Schlueter estimates the district spent $55,000 on Verizon hotspots, which are back-ordered. District officials expect to receive a shipment close to April 6 but recommended families consider Charter Communications’ offer for 60 days of free Spectrum broadband.

Hundreds of loaner laptops were ready for pickup during the Glendale Unified School District distribution of more than 5,000 Chromebooks to students who need technology at home for remote learning, at Hoover High School.
Hundreds of loaner laptops were ready for pickup during the Glendale Unified School District distribution of more than 5,000 Chromebooks to students who need technology at home for remote learning, at Hoover High School.
(Raul Roa/Glendale News-Press)

Step-by-step guides and a phone hotline were created for teachers, principals, students and parents to get the devices up and running. Webinar training on how to use online platforms, like Google Classroom and Blackboard, was made available to teachers.

“This is an interesting time, where I’ve seen a lot of what I learned actually taking place around me at a very rapid pace,” Mekhitarian said. “And the question is, what will [classroom instruction] look like if all goes well and we return in the fall?”

He added, “Both students and teachers are going to have a lot of technical expertise that they didn’t have before. So how will we utilize those skills moving forward?”
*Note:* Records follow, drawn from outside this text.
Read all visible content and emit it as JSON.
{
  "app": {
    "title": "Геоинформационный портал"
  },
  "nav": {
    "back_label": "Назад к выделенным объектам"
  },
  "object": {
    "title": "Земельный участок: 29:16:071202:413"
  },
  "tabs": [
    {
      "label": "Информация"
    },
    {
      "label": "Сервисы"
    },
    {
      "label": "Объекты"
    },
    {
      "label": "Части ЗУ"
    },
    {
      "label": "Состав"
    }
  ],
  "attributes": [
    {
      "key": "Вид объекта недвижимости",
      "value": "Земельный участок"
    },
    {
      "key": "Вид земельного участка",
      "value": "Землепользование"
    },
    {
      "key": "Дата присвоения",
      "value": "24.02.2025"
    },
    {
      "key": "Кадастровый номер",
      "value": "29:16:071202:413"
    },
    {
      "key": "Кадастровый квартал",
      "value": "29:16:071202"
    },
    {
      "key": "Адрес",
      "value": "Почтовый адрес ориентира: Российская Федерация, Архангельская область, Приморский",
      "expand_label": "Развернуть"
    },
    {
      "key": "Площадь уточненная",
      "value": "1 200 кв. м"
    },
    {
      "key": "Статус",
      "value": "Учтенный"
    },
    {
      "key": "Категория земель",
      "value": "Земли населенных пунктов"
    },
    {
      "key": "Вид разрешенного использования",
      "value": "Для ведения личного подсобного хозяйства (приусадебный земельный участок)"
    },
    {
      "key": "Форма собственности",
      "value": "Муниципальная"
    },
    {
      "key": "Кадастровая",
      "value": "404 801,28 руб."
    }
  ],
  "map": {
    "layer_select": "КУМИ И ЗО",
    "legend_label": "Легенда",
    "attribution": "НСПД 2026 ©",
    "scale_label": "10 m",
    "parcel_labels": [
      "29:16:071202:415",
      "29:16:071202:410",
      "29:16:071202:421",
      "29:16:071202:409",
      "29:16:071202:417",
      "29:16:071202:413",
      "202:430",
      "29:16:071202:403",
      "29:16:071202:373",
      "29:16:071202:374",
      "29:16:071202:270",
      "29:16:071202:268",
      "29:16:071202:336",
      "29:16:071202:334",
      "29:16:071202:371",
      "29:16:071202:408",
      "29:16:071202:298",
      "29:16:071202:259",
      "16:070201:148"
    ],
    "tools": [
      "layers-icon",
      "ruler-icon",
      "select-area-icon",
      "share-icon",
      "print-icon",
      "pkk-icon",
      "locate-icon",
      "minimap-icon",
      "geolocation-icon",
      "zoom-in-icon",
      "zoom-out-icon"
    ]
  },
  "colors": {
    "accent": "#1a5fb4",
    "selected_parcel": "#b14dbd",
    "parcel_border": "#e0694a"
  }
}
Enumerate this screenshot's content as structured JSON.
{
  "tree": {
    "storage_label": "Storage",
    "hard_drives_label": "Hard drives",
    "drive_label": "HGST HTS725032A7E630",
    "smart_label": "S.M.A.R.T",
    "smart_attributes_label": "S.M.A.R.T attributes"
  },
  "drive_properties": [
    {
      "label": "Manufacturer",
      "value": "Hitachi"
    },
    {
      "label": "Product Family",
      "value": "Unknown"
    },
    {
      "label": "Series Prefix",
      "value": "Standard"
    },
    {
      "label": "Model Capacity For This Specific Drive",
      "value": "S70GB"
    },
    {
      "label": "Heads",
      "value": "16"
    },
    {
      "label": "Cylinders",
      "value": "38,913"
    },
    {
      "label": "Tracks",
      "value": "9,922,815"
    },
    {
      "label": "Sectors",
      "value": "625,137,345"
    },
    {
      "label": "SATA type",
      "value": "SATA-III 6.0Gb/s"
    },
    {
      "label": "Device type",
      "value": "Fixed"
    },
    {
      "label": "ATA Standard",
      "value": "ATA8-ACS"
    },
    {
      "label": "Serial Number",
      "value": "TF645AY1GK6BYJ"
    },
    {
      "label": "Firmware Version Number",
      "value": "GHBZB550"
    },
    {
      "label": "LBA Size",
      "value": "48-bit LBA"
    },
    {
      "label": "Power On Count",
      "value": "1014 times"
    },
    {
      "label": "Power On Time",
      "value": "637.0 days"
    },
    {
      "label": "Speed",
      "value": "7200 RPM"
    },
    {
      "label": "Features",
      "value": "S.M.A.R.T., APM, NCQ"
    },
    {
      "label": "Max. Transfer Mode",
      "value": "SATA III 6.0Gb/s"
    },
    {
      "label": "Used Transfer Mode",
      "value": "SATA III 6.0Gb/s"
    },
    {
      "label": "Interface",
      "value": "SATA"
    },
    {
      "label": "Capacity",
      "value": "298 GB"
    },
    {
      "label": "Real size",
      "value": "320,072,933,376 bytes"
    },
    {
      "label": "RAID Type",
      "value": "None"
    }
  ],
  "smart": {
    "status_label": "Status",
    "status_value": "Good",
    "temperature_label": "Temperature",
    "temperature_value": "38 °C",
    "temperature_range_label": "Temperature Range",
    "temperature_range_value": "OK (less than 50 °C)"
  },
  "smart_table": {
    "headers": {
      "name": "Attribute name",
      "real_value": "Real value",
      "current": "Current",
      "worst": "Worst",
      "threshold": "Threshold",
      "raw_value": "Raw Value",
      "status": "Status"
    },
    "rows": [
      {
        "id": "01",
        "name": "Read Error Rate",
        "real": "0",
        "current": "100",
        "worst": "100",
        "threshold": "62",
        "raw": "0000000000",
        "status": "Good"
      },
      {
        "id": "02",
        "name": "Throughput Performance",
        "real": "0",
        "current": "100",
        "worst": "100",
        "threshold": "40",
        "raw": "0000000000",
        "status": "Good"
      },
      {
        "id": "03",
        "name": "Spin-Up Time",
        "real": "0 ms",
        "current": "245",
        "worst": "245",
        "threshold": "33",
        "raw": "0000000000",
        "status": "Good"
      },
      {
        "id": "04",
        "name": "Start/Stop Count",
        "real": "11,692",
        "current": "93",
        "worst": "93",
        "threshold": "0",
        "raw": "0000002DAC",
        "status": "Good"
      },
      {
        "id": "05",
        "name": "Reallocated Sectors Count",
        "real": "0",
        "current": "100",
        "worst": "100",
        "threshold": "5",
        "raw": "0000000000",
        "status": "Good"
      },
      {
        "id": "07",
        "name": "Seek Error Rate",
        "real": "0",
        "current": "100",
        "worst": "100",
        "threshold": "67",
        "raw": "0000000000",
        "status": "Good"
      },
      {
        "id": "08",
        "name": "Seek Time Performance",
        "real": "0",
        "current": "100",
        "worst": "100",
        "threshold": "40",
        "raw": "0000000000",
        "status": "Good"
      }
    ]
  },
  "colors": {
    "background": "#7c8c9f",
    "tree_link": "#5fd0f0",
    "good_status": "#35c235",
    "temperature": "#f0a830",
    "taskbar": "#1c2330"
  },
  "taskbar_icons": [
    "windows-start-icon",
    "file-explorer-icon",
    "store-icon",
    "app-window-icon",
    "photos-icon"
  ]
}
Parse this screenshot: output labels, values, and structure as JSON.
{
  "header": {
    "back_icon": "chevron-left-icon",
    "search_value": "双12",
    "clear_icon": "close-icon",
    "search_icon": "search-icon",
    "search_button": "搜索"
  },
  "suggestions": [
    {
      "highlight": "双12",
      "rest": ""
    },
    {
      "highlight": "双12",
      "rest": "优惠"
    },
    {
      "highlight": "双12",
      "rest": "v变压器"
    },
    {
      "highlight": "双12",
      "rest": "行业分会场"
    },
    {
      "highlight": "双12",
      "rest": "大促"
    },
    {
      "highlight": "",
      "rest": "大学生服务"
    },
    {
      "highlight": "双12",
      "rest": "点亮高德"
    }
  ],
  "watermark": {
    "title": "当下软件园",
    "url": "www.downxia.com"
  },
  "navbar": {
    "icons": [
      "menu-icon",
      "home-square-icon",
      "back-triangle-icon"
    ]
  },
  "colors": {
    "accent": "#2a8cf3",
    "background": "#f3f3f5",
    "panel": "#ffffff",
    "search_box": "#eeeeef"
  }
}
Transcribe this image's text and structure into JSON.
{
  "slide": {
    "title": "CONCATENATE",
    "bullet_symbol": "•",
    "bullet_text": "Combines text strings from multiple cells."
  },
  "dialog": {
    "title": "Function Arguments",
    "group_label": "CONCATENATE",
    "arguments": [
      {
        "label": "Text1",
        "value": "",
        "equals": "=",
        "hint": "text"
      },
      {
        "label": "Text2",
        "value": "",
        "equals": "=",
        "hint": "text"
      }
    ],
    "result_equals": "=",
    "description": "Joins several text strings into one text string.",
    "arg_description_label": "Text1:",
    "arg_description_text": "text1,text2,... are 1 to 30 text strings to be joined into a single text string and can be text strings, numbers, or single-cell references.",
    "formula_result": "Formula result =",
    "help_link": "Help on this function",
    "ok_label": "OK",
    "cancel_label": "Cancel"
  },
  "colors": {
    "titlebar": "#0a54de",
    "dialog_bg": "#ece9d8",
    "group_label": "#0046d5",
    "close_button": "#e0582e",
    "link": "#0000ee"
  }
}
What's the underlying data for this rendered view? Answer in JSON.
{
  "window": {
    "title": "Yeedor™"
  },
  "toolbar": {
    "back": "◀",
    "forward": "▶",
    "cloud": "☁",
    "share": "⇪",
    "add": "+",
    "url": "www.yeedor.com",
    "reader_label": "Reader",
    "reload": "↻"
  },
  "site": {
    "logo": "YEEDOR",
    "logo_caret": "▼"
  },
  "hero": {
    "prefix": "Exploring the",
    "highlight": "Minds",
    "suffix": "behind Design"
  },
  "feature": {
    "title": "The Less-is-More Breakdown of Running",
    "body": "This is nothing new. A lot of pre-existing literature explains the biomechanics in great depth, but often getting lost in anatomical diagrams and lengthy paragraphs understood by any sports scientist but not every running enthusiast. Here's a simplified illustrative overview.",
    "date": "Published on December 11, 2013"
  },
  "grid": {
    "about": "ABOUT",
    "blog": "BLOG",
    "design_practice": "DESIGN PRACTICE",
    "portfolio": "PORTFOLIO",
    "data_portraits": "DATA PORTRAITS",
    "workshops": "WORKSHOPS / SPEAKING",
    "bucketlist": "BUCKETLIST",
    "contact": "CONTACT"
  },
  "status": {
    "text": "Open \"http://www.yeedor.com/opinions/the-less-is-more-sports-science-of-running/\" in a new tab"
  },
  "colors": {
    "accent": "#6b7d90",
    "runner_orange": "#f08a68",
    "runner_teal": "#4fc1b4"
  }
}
Support our coverage by becoming a digital subscriber.


Advertisement